If a neutral object loses or gains electrons from friction (rubbing) or contact, and thus gained a (+ or -) charge, where do the electrons go? Do they stick with atoms to make charge atmos("ions")? If so, does the property of the object change?
They may form "ions."

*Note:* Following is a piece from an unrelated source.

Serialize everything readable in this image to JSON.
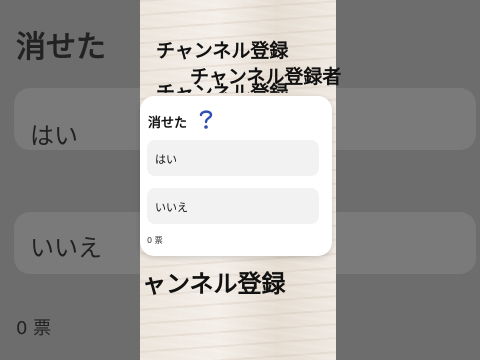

You are correct that the act of becoming charged means you have more or fewer electrons than protons. However, whether that qualifies as an "ion" depends on the material. Some materials will have electrons that hover close enough to an individual molecule that we can say that molecule is "ionized." However some materials, like metals, permit that electron to float around quite a bit. It stops being meaningful to think of the electron as "associated" with any one atom, so thinking of them as ions starts to get a bit difficult. It becomes more meaningful to say the entire object is "charged."